[Data records for software interfaces]
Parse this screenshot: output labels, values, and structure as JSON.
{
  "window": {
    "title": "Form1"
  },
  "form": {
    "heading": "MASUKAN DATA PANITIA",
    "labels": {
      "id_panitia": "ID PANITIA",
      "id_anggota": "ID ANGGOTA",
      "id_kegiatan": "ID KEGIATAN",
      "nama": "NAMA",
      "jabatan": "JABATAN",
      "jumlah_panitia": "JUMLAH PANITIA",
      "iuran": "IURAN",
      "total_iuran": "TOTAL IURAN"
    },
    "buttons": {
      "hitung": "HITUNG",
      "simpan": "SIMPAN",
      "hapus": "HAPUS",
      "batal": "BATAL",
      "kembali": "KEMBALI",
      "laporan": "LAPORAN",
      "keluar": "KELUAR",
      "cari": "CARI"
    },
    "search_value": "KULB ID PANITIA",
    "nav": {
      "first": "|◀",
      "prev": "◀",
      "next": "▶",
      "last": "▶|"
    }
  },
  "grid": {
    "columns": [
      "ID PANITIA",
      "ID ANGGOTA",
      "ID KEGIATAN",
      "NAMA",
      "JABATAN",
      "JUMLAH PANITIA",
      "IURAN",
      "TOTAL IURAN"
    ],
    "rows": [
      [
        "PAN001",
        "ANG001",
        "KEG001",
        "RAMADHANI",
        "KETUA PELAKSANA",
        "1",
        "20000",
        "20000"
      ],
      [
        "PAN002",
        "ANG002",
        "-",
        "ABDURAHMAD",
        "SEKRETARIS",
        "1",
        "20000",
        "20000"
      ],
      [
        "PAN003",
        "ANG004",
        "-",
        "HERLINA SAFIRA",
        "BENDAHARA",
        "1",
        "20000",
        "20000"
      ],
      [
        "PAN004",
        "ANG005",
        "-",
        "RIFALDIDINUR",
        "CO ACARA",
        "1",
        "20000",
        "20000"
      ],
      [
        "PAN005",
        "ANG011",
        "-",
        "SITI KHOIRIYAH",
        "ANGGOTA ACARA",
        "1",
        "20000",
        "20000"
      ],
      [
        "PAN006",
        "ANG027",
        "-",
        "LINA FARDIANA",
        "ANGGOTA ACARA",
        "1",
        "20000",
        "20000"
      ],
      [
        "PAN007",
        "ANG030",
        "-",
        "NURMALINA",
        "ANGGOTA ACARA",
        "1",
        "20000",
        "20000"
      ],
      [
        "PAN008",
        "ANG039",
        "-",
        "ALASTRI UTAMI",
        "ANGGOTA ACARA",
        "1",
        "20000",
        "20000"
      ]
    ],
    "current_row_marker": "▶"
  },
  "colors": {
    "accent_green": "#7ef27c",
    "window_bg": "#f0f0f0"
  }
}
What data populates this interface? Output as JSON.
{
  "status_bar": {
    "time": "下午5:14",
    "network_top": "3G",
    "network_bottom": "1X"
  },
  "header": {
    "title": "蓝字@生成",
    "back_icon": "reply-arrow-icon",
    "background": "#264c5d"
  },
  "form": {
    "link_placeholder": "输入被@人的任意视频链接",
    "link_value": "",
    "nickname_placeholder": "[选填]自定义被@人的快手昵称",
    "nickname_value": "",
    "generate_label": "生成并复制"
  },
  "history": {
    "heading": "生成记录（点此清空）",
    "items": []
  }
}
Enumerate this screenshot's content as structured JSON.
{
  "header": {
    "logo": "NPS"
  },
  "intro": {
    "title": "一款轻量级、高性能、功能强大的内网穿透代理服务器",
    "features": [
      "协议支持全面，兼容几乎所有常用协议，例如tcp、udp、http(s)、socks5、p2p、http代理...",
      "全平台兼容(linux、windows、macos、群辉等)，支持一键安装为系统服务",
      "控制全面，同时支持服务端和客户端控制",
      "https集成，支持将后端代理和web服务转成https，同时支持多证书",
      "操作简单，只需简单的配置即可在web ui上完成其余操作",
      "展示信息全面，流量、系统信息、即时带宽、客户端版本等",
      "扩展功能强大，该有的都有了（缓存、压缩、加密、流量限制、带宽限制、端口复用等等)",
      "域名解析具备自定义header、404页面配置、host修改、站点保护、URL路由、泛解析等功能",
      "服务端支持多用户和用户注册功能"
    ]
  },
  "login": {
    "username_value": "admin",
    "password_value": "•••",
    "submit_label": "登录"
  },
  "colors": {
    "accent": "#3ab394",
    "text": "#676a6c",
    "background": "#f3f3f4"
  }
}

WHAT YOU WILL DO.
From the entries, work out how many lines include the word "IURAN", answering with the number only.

RESULT OF THIS EXERCISE.
4